# GIVEN RECORDS
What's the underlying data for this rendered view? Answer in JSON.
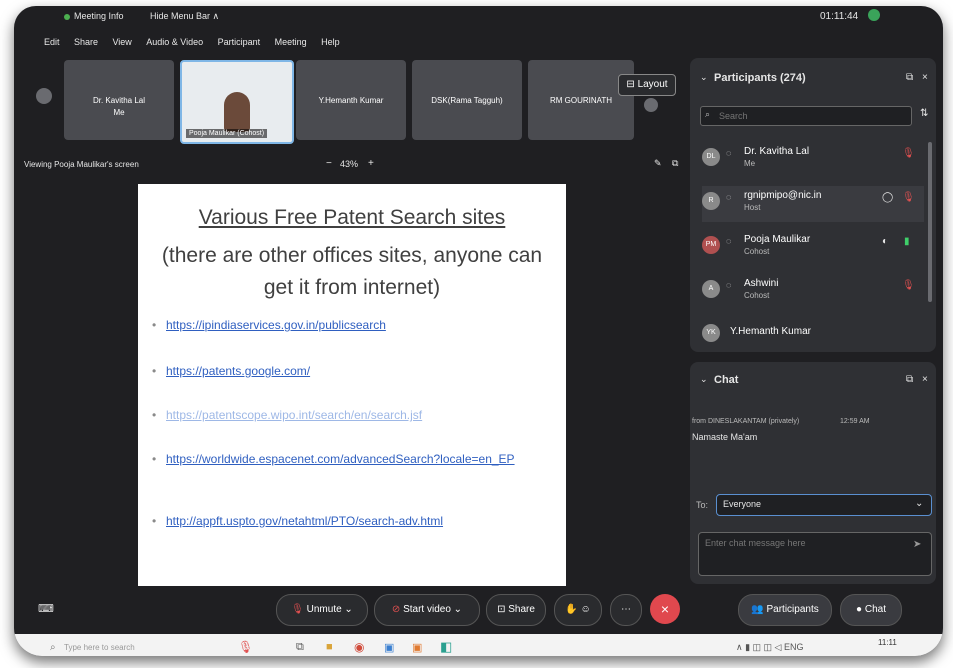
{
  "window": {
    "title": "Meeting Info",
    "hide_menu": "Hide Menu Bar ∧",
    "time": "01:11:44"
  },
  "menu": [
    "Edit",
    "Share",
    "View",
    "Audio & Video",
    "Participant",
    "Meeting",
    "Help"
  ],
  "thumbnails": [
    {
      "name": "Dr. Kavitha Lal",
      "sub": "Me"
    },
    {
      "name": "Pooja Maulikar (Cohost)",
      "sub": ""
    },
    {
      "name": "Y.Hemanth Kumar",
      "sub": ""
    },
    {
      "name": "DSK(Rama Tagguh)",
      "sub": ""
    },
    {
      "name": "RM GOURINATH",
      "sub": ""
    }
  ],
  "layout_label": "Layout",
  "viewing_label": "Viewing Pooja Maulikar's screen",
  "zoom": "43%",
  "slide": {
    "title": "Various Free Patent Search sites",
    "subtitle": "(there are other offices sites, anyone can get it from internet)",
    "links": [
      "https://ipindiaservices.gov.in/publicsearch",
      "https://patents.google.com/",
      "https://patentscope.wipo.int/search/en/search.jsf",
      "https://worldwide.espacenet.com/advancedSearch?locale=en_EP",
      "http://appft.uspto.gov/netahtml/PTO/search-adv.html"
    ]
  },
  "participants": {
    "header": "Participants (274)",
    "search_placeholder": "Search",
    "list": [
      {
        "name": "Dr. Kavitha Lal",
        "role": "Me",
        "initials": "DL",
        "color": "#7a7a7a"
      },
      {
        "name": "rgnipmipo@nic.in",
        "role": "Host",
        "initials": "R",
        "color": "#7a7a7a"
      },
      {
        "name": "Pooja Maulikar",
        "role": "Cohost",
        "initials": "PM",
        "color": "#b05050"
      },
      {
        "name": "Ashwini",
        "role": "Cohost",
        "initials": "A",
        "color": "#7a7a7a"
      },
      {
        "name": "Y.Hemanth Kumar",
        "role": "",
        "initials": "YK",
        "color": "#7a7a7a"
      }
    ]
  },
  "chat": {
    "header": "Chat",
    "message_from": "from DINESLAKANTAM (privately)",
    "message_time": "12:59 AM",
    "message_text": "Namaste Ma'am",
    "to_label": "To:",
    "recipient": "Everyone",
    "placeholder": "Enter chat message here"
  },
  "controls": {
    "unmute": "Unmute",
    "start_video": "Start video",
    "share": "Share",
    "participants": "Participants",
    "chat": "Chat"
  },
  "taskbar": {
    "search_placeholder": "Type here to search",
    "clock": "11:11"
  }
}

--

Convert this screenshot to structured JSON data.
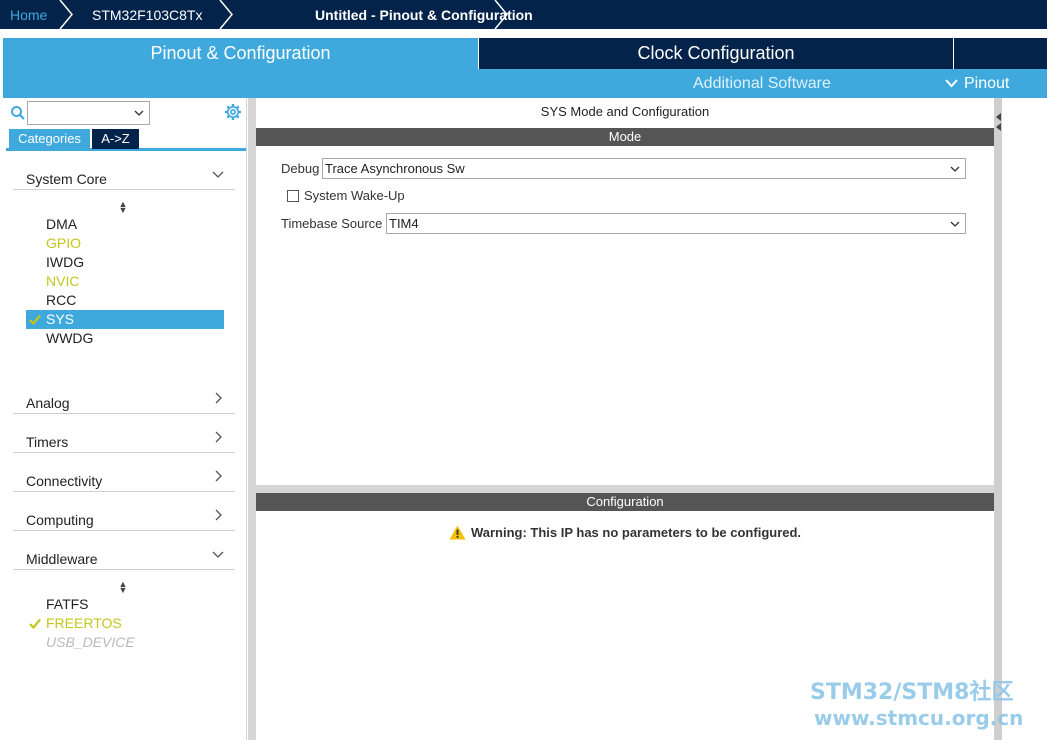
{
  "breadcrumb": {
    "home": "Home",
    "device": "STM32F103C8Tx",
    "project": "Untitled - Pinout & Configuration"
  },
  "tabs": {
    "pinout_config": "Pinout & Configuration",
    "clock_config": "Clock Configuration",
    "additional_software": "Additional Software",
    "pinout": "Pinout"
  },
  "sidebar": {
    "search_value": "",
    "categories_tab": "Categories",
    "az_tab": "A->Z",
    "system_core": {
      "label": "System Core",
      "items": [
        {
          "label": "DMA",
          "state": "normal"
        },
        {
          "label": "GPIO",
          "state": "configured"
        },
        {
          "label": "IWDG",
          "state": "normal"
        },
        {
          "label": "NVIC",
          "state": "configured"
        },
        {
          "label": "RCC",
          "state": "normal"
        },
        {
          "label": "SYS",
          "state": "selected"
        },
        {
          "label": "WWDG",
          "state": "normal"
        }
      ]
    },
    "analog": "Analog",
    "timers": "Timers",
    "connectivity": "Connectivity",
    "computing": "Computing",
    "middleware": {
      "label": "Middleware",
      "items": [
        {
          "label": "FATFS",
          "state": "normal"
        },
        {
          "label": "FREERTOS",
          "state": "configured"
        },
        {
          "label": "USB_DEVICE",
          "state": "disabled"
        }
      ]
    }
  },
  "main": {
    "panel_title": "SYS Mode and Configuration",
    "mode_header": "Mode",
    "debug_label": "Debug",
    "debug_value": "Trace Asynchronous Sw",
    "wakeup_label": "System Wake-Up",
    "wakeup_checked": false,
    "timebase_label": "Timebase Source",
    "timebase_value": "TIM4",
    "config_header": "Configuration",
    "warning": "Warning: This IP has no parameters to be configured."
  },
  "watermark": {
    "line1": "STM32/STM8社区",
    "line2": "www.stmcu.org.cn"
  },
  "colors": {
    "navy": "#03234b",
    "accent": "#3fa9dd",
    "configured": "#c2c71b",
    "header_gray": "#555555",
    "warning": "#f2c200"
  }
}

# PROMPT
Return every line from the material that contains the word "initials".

# YOUR SOLUTION
        "initials": "DL",
        "initials": "R",
        "initials": "PM",
        "initials": "A",
        "initials": "YK",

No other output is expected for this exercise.